═════ Records for this exercise ═════

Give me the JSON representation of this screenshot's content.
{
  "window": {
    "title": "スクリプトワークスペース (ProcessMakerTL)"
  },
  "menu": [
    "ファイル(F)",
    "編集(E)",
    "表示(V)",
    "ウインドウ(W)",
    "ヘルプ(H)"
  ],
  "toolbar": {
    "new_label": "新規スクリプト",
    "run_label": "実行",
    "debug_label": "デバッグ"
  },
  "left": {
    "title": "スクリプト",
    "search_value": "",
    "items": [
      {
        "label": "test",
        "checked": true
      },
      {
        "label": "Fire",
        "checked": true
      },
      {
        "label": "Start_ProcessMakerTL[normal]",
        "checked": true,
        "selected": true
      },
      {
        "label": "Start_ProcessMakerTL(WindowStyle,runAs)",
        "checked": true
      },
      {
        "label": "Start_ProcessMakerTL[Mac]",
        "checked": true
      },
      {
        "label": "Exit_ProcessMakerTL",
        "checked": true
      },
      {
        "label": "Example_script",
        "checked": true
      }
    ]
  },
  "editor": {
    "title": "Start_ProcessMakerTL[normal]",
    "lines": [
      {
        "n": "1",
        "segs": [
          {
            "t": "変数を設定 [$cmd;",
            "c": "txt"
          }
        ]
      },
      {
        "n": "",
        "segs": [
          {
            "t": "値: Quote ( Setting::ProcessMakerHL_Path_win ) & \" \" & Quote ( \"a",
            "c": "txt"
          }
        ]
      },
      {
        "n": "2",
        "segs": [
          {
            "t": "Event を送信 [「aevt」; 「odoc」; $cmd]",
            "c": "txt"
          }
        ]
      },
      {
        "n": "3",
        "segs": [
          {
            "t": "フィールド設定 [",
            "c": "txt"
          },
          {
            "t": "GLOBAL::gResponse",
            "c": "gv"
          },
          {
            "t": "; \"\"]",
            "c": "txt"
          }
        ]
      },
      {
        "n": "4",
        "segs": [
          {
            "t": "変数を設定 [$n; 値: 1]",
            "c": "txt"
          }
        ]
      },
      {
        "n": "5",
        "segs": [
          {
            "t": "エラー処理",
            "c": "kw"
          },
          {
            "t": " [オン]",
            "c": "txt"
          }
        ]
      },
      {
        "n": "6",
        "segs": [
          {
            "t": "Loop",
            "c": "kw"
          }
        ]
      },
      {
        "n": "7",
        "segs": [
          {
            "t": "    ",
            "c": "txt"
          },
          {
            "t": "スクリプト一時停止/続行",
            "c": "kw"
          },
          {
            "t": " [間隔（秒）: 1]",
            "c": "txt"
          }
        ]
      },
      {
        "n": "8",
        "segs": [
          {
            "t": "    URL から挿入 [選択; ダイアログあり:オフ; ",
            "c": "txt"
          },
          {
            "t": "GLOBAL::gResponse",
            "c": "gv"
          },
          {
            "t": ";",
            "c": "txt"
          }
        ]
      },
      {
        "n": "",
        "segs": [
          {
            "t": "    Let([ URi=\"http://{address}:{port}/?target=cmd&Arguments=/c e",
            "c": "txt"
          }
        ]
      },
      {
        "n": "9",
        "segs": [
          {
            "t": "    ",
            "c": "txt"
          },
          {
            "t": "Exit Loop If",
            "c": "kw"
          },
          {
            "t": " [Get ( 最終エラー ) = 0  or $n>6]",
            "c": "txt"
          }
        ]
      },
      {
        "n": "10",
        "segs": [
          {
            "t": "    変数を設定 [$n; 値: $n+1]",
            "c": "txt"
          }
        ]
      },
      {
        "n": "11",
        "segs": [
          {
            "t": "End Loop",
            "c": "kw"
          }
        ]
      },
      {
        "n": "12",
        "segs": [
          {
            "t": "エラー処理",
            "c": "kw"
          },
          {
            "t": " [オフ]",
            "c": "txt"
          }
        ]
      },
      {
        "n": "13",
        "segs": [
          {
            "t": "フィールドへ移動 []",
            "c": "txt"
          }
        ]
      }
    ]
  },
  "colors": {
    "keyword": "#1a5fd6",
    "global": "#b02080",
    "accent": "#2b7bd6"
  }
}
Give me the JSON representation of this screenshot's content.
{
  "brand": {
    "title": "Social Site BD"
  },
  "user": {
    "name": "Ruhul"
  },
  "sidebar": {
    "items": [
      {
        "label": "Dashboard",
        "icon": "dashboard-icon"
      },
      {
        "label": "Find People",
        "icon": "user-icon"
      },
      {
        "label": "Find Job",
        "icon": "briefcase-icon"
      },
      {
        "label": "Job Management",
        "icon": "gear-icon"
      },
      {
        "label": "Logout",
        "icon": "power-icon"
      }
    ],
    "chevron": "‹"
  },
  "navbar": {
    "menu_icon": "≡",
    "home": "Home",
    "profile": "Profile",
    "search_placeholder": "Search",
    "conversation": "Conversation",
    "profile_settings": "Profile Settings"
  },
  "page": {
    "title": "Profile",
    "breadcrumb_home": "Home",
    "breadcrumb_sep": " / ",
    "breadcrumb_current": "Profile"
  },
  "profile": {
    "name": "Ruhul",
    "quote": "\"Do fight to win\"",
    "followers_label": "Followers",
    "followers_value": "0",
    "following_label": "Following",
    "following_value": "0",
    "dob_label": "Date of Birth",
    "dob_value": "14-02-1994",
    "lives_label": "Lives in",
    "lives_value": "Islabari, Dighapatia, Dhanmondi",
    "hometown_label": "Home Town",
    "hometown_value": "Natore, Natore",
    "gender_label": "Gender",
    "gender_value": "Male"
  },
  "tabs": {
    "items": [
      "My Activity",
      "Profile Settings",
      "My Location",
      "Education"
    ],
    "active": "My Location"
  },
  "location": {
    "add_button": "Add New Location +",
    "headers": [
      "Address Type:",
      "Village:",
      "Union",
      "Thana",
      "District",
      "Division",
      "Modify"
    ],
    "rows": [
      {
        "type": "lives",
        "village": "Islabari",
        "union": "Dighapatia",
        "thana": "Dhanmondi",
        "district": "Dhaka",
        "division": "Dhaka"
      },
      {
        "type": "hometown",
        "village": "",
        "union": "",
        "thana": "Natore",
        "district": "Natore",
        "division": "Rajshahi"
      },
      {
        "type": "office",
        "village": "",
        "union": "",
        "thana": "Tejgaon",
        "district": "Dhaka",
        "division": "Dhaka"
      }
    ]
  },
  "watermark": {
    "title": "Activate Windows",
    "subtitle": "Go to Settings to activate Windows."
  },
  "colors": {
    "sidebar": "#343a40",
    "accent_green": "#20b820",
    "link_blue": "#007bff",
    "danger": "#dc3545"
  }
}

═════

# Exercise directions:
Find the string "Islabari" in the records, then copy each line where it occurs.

# Task response:
    "lives_value": "Islabari, Dighapatia, Dhanmondi",
        "village": "Islabari",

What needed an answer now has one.